power made itself felt in after years in the public and professional interests
of the county seat, and whose individuality has stamped itself indelibly upon
the social fabric of the county. This pioneer character was Dr. B. F.
Masterman, of this review, the date of whose advent to his new home was February
He came here, not in search of wealth, but of health. His close
confinement in the old state as a drug clerk and as a student of medicine racked
his body and the bleak and unsettled west was turned to as the fountain which
would restore youth. Although a junior in the preparation for his
profession, the foundation principles of the subject had been well laid and the
work of the senior year was little more than a formality necessary to the
securing of a diploma. Following his inclination, he opened an office for
the practice of medicine and was encouraged in its continuance by the success of
his work and by his love for the profession. For nine years he ministered
to his patients as an undergraduate and then, with a breadth of experience and a
strong physique, he returned to finish his college work in his professional
year. Accomplishing this in 1880, he resumed his practice in Montgomery
Dr. Masterman is of English blood. He was born in Steuben county, New
York, February 5, 1844. His father, Matthew Masterman, was born in
England, came to the United States young, grew to maturity in Steuben county,
New York, and there married Mary E. Runyon. He was for a time a merchant
at Penyan, New York, and left there in 1858 and settled in Washington
county, Indiana, where he died in 1876, at sixty-eight years of age. He
was in politics a Whig, but without ambition for public office. His wife
died in Mazomania, Wisconsin, in 1858, leaving him seven children, six of whom
survive, viz: Mary E., wife of John Runyard of Mazomania, Wisconsin; Dr.
Benj. F., Mrs. Nellie Calkins, of Alamoosa, Colorado; Emmett, of Wichita,
Kansas; Mrs. Jennie Edmunds, of Elk City, Kansas; Albert F., of Reno, Oklahoma.
William, the first child of the family, died in the army while a private in the
11th Wis. Vols., war of the Rebellion.
At thirteen years of age, Dr. Masterman left the farm in New York and
accompanied his father’s family to Washington county, Indiana, where, at
Salem, he entered a drug store as a clerk. He remained in this position
‘till some time in 1862, when he enlisted in company “E”, 5th Indiana
cavlary, for service in the Civil war. The regiment saw service in
Tennessee, Alabama, Georgia and Kentucky, and was a integral part of the Army of
the Ohio. The doctor took part in Morgan’s raid, or rather in the
pursuit of Morgan’s band, was on the outside of the seige of Knoxville,
accompanied Sherman’s forces to the initial work of the Atlanta campaign and

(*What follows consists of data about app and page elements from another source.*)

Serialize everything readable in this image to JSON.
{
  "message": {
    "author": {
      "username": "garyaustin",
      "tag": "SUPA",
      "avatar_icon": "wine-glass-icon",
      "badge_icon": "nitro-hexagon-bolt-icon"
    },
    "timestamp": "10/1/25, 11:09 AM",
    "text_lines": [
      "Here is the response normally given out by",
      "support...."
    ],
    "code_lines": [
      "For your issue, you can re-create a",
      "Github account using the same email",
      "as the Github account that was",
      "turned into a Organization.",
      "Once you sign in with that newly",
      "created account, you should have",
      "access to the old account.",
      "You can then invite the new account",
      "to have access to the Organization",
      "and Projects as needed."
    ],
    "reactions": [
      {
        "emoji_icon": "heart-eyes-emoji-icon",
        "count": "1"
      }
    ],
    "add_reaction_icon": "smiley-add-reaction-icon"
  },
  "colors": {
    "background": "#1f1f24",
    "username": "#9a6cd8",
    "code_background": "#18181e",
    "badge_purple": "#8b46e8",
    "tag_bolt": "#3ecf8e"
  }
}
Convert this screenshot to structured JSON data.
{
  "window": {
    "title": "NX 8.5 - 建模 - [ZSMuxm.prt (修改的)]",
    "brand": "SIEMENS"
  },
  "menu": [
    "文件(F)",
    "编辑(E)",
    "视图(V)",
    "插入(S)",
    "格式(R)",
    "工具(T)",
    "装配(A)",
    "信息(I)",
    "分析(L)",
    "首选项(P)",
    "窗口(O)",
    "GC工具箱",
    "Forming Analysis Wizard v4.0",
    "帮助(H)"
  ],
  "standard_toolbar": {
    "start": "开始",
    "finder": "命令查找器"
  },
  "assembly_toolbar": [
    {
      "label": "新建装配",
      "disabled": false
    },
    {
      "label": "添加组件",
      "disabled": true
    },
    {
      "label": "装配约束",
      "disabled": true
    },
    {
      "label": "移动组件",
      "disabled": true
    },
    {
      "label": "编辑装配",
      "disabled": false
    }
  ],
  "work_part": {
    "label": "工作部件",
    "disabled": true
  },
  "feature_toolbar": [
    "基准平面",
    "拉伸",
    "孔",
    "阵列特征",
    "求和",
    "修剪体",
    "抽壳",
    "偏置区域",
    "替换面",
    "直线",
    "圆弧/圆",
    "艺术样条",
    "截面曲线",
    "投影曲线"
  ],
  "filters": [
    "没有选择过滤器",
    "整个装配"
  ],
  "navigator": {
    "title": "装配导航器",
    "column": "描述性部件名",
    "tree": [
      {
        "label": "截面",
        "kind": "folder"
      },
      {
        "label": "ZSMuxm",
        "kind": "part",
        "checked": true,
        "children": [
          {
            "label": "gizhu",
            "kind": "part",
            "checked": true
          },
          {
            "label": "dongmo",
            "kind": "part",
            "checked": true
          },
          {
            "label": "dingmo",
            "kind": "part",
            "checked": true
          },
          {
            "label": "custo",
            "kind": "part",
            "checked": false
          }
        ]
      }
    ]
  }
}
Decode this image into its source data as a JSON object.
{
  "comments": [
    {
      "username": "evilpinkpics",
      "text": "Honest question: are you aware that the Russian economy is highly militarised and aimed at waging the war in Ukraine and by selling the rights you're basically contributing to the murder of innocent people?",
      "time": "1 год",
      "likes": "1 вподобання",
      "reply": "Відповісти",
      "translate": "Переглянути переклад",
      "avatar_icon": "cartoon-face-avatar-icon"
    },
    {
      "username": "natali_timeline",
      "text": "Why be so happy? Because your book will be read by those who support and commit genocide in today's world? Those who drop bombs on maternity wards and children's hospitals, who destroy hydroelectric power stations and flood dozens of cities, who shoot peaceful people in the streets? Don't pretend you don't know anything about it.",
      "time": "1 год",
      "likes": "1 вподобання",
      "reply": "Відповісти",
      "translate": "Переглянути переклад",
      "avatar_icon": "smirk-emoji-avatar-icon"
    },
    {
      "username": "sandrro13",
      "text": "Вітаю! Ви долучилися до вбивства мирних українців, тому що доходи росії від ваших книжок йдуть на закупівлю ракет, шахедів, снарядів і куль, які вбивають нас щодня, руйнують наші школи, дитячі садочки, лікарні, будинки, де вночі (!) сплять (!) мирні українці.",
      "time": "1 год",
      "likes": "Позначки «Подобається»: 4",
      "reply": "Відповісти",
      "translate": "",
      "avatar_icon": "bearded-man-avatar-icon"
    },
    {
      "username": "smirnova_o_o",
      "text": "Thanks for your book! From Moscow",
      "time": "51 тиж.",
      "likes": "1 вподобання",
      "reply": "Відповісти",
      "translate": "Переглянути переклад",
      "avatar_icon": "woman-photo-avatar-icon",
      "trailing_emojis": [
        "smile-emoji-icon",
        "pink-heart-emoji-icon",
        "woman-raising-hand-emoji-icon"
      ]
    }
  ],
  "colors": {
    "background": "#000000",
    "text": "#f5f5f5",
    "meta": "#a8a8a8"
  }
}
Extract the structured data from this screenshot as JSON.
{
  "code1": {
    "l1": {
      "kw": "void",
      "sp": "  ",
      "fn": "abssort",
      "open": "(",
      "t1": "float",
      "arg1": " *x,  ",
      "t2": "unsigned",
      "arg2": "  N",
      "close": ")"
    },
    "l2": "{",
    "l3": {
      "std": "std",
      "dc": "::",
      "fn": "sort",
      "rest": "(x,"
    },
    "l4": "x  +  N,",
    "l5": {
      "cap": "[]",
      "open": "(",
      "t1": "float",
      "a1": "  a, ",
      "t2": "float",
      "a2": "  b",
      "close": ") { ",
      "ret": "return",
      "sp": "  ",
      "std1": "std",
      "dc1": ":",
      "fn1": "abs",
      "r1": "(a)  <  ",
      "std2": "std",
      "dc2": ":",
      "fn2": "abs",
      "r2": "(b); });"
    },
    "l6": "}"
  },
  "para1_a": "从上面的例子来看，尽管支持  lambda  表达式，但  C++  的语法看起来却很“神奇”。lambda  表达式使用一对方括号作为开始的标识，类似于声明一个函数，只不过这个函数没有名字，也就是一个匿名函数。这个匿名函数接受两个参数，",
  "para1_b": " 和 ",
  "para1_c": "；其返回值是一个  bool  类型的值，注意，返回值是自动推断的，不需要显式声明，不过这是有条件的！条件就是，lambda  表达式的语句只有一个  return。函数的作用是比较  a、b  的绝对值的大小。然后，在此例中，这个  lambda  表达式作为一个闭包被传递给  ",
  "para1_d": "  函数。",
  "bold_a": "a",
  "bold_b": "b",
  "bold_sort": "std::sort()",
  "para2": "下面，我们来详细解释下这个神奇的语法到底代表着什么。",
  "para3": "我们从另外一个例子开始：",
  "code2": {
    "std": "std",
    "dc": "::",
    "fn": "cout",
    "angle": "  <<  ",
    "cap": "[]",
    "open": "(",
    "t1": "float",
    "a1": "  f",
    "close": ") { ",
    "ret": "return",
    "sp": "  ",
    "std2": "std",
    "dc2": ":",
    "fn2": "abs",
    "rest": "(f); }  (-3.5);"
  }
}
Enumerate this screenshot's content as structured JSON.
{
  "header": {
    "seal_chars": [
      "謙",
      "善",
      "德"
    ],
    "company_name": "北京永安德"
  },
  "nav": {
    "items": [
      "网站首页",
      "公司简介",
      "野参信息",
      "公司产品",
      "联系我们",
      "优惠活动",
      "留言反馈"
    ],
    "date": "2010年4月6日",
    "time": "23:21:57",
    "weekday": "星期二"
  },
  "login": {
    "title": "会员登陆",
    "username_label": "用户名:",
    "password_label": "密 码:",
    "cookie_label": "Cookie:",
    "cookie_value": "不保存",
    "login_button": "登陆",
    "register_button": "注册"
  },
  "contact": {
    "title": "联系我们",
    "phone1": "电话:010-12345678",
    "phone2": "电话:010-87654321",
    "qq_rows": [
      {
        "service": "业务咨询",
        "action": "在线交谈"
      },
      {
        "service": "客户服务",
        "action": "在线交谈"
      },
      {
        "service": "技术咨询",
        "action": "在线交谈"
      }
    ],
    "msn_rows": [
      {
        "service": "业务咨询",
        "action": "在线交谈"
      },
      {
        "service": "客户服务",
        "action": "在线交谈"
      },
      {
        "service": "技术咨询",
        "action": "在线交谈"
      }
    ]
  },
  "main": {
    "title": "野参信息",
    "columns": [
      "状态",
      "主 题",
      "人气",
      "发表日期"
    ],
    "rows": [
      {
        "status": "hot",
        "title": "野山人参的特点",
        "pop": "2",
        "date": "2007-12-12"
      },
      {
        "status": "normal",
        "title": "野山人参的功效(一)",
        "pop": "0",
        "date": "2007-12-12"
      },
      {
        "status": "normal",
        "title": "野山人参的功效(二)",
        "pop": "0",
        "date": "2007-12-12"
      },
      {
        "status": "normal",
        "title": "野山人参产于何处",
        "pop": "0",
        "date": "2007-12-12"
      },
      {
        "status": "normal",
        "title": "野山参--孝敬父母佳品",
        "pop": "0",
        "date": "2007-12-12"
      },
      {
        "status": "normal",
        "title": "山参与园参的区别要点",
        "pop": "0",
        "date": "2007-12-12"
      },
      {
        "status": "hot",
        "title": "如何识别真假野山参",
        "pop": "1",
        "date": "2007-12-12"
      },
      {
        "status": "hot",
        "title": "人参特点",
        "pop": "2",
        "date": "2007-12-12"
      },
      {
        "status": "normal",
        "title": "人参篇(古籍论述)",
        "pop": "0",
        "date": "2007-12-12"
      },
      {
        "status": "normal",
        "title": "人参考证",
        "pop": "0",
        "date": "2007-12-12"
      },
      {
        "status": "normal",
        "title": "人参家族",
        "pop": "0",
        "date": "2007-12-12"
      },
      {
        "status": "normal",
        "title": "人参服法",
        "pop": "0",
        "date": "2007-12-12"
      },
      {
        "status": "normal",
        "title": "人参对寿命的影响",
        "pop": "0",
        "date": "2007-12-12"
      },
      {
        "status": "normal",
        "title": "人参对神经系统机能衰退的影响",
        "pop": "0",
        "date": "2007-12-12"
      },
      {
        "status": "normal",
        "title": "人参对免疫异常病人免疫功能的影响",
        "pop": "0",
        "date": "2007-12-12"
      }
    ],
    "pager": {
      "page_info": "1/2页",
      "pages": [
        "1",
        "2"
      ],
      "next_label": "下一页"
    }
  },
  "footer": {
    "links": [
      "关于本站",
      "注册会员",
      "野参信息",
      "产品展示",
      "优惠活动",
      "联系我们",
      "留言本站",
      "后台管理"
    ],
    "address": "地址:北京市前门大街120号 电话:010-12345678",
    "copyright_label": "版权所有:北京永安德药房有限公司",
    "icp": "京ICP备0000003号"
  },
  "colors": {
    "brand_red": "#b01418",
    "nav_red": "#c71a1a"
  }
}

fought guerrillas in Tennessee and Alabama. He served as hospital steward
the last eighteen months of his enlistment and was discharged June 14, 1865.
On his return to Salem, our subject took his old place in the drug store, where
he remained one year. He then took up the study of medicine regularly and
was occupied with it ‘till the first of the year 1870, when he left the Ohio
Medical College at Cincinnati, a junior, and sought his health and his fortunes
in Kansas. It is in Montgomery county that his achievements have been
attained. Here his adaptability to an honored profession has been
demonstrated; here his efficiency as a public servant has been displayed; here
his sincerity and honesty as a citizen and his integrity as a man have won the
confidence of the public and assured him an unfaltering friendship during his
In December, 1871, Dr. Masterman married Nannie D. Conner, a daughter of Lewis
Conner, who came to Independence from Iowa, and was one of the early hotel men
of this city, and of Coffeyville. The issue of this union are:
Franc, wife of M. F. Dougherty, of Independence; Henry L. and Emmet.
In 1874, the Doctor was made a Mason, and holds a membership in the Blue Lodge,
Chapter and Commandery, of Independence, and, in 1899, was made a Shriner at
Leavenworth, Kansas. In politics he is a Reupblican, and his hand has been
in many a battle of the ballot in town and county. He has served one year
on the school boar, eight years on the city council, one term as mayor of
Independence and four years as county coronor.